### EXERCISE INSTRUCTIONS
Where "woman" occurs in a line of the entries below, copy that line.

### Data items
◇ ◇ ◇ ◇ ◇

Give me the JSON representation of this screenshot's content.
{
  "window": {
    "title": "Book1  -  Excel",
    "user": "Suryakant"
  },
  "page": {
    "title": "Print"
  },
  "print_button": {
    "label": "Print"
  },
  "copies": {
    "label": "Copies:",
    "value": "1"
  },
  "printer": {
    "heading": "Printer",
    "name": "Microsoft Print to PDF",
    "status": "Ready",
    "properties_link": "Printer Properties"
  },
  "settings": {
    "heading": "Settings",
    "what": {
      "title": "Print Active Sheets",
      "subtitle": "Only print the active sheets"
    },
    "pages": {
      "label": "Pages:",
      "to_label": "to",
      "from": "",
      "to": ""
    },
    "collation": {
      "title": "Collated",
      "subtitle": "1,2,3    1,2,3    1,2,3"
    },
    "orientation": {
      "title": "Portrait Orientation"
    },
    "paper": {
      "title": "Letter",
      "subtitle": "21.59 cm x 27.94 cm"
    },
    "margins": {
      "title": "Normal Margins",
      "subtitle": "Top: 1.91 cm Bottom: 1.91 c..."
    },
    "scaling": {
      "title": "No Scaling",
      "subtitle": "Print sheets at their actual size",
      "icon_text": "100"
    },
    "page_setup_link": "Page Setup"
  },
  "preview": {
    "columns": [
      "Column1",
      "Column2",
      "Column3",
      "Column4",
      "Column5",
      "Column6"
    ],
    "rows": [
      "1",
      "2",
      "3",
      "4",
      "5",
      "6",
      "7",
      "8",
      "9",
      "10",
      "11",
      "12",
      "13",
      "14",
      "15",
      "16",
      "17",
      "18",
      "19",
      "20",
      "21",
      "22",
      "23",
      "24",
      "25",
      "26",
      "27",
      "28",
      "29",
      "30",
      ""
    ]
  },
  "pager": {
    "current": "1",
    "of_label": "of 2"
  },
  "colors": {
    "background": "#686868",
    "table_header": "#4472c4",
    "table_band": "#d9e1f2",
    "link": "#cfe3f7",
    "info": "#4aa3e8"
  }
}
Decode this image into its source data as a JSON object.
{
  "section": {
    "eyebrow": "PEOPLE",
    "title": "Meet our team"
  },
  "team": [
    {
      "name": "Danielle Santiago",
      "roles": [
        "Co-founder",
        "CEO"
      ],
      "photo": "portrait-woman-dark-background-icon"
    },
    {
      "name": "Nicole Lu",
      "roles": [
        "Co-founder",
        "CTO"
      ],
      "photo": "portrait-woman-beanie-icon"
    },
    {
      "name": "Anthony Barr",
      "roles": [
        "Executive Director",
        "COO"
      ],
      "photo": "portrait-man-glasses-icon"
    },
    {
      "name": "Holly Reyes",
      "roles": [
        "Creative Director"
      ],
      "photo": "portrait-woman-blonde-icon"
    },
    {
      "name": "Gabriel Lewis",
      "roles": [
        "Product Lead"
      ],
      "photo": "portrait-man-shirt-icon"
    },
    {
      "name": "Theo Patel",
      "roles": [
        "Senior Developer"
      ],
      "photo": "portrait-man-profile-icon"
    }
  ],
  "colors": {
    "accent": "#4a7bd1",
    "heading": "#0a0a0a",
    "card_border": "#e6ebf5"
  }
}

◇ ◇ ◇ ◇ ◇

### YOUR SOLUTION
      "photo": "portrait-woman-dark-background-icon"
      "photo": "portrait-woman-beanie-icon"
      "photo": "portrait-woman-blonde-icon"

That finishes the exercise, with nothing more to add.